My 4-year-old has a new obsession, and their name is Emotes!
When I first took a look at Emotes, I was a bit put off by their appearance. Because, um, they are kind of freakish and ugly looking.
But Jojo was immediately excited about having new “heroes”, and started asking me all kinds of questions about his new Emotes.
What is his name? What does he do? Why is he sad?
To satisfy Jojo’s curiosity, I had to do some research on Emotes. And? The more I learned about Emotes, the more I grew to like them!
Emotes were developed as a learning tool to help children better understand and handle their emotions.
The Emotes are cyber-beings with human-like emotions that live inside the internet. In their land of Emotia, each character has “powers” that corresponds to their distinctive personalities. For example, there is a character called “Drain”, the exhausted Emote. His super power? A Power Yawn!
Besides being exciting for young boys to play with as 2.5″ figurines, Emotes also star in a series of picture books.
The Emotes storybooks each follow one of the distinctive characters and have strong story lines. The main focus of the stories is positive messages about healthy behavior.
The books are written and developed by Matt Casper, a licensed marriage and family therapist, and Ted Dorsey, a private education specialist.
In Abash and the Cyber-Bully, Abash (the embarrassed one) finds himself targeted by a cyber-bully (because Emotia is inside the internet, remember?), and a series of events unfolds that helps everyone become more aware of this problem.

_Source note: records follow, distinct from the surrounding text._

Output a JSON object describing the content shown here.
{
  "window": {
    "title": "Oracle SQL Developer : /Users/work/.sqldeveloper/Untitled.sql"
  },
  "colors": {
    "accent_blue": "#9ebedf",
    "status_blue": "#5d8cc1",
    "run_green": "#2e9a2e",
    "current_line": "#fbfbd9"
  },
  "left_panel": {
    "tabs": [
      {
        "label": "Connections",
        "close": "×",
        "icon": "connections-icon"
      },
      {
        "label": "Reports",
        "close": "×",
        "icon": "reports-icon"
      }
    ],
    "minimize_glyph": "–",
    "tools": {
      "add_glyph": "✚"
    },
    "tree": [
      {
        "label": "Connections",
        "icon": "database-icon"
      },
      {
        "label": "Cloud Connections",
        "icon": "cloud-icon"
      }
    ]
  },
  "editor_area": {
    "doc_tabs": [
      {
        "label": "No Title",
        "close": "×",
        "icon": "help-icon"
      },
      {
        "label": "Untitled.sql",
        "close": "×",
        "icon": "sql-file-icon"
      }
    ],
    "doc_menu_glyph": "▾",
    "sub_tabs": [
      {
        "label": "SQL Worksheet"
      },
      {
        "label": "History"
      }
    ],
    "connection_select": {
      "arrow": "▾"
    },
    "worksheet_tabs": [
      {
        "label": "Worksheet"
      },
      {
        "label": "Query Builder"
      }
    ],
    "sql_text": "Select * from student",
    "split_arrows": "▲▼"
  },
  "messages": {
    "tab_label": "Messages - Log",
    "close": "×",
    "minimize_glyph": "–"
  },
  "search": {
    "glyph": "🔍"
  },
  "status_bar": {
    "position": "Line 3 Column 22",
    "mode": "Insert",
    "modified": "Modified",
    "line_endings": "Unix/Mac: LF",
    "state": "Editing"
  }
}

I usually frown upon classifying a toy for a specific gender, but I can’t deny that Emotes are an extremely valuable tool for teaching young boys about healthy emotions.
Even just explaining the names of the characters to Jojo has resulted in interesting dialog about different feelings, when and why we experience them, and what it all means.
As progressive as American society might be, there is still an overwhelming tendency for males to “stuff” their emotions rather than expressing them. This includes both positive and negative emotions.
Many times Daddies don’t exactly know how to deal with their feelings appropriately. They might err on the side of being the “tough guy” or the “strong one” in the family.
Emotes are a fun and useful way to open up the doors for communication about feelings in your home.
The Emotes product line includes the book series, a collection of vinyl “action” figures, Emotes plush toys, online games and accessories.
The toys can be presented in compelling ways, such as the The Emotes Emotions Display Case , which allows kids to use the vinyl figures to reflect their daily moods in the “Today I am Feeling” window.
Jojo saw me browsing for Emotes product images online as I was preparing to write this review. According to him, he wants ALL TWELVE of the Emotes.
I don’t really blame him. Each of the Emotes has a unique and interesting personality. They are also appealing because they live in the internet; their lives are similar to normal children but with a twist of technology.
Jojo enjoyed watching the video clips from the Emotes website, especially the video about Boom’s Anger Problem. Boom talks about his bad day and the things that made him angry, such as accidently breaking his “hover board”.
Also on the Emotes website, you can read Comics staring the Emotes characters. I read several of this out loud to Jojo (he insisted). We played some Emotes games, too. Actually they were a little advanced for a preschooler, so I played and Jojo watched, supplying frequent giggles.
So, it looks like Emotes are here to stay at the Mom Most Traveled home. I highly recommend checking out the Emotes website, and think about how Emotes might be beneficial in your home or classroom!